The required answer is an exact copy of every entry underneath.

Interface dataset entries

—————

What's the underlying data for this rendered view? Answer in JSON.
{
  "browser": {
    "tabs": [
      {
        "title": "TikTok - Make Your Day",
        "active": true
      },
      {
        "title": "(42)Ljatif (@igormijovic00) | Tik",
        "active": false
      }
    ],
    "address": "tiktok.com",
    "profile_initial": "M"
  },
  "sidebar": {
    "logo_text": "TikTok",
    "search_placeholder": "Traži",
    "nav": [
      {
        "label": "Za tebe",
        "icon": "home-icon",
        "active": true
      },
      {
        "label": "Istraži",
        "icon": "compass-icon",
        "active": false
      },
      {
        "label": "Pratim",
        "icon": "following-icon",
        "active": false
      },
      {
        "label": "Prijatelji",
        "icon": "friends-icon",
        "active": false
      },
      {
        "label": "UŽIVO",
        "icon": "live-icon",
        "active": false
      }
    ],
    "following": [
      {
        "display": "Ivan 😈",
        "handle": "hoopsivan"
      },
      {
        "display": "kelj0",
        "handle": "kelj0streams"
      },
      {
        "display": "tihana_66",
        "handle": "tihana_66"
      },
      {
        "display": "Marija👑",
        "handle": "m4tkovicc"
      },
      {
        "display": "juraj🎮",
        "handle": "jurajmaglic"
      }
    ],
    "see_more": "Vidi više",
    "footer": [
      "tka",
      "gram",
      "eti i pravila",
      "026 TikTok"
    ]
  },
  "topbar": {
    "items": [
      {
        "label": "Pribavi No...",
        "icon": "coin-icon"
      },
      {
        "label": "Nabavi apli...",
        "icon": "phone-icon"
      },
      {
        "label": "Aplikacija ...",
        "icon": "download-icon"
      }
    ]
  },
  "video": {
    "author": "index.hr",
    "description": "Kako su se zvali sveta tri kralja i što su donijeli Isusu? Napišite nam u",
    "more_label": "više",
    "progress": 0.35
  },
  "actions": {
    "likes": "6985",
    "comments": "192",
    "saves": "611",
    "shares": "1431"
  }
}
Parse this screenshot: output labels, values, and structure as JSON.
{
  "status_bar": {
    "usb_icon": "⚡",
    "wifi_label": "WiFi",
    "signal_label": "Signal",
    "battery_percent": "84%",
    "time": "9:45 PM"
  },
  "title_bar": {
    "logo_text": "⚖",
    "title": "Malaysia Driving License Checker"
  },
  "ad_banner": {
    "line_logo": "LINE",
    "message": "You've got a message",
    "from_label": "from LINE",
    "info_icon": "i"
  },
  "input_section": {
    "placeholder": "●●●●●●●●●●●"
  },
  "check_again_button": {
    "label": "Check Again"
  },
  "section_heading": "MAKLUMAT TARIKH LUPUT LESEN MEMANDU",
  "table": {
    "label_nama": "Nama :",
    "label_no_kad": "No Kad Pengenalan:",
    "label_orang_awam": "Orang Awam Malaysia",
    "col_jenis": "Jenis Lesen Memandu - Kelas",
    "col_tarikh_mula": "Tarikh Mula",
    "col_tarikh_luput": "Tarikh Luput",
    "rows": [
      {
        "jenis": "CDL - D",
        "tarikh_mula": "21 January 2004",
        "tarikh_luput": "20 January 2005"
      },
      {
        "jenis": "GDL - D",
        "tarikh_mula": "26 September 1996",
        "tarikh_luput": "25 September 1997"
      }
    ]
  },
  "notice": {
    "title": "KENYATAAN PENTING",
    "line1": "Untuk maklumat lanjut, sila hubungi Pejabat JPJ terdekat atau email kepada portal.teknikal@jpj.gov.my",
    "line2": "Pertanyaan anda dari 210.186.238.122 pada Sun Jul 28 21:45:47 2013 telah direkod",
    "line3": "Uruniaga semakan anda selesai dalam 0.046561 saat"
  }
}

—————

* ANSWER SECTION:
What's the underlying data for this rendered view? Answer in JSON.
{
  "browser": {
    "tabs": [
      {
        "title": "TikTok - Make Your Day",
        "active": true
      },
      {
        "title": "(42)Ljatif (@igormijovic00) | Tik",
        "active": false
      }
    ],
    "address": "tiktok.com",
    "profile_initial": "M"
  },
  "sidebar": {
    "logo_text": "TikTok",
    "search_placeholder": "Traži",
    "nav": [
      {
        "label": "Za tebe",
        "icon": "home-icon",
        "active": true
      },
      {
        "label": "Istraži",
        "icon": "compass-icon",
        "active": false
      },
      {
        "label": "Pratim",
        "icon": "following-icon",
        "active": false
      },
      {
        "label": "Prijatelji",
        "icon": "friends-icon",
        "active": false
      },
      {
        "label": "UŽIVO",
        "icon": "live-icon",
        "active": false
      }
    ],
    "following": [
      {
        "display": "Ivan 😈",
        "handle": "hoopsivan"
      },
      {
        "display": "kelj0",
        "handle": "kelj0streams"
      },
      {
        "display": "tihana_66",
        "handle": "tihana_66"
      },
      {
        "display": "Marija👑",
        "handle": "m4tkovicc"
      },
      {
        "display": "juraj🎮",
        "handle": "jurajmaglic"
      }
    ],
    "see_more": "Vidi više",
    "footer": [
      "tka",
      "gram",
      "eti i pravila",
      "026 TikTok"
    ]
  },
  "topbar": {
    "items": [
      {
        "label": "Pribavi No...",
        "icon": "coin-icon"
      },
      {
        "label": "Nabavi apli...",
        "icon": "phone-icon"
      },
      {
        "label": "Aplikacija ...",
        "icon": "download-icon"
      }
    ]
  },
  "video": {
    "author": "index.hr",
    "description": "Kako su se zvali sveta tri kralja i što su donijeli Isusu? Napišite nam u",
    "more_label": "više",
    "progress": 0.35
  },
  "actions": {
    "likes": "6985",
    "comments": "192",
    "saves": "611",
    "shares": "1431"
  }
}
Parse this screenshot: output labels, values, and structure as JSON.
{
  "status_bar": {
    "usb_icon": "⚡",
    "wifi_label": "WiFi",
    "signal_label": "Signal",
    "battery_percent": "84%",
    "time": "9:45 PM"
  },
  "title_bar": {
    "logo_text": "⚖",
    "title": "Malaysia Driving License Checker"
  },
  "ad_banner": {
    "line_logo": "LINE",
    "message": "You've got a message",
    "from_label": "from LINE",
    "info_icon": "i"
  },
  "input_section": {
    "placeholder": "●●●●●●●●●●●"
  },
  "check_again_button": {
    "label": "Check Again"
  },
  "section_heading": "MAKLUMAT TARIKH LUPUT LESEN MEMANDU",
  "table": {
    "label_nama": "Nama :",
    "label_no_kad": "No Kad Pengenalan:",
    "label_orang_awam": "Orang Awam Malaysia",
    "col_jenis": "Jenis Lesen Memandu - Kelas",
    "col_tarikh_mula": "Tarikh Mula",
    "col_tarikh_luput": "Tarikh Luput",
    "rows": [
      {
        "jenis": "CDL - D",
        "tarikh_mula": "21 January 2004",
        "tarikh_luput": "20 January 2005"
      },
      {
        "jenis": "GDL - D",
        "tarikh_mula": "26 September 1996",
        "tarikh_luput": "25 September 1997"
      }
    ]
  },
  "notice": {
    "title": "KENYATAAN PENTING",
    "line1": "Untuk maklumat lanjut, sila hubungi Pejabat JPJ terdekat atau email kepada portal.teknikal@jpj.gov.my",
    "line2": "Pertanyaan anda dari 210.186.238.122 pada Sun Jul 28 21:45:47 2013 telah direkod",
    "line3": "Uruniaga semakan anda selesai dalam 0.046561 saat"
  }
}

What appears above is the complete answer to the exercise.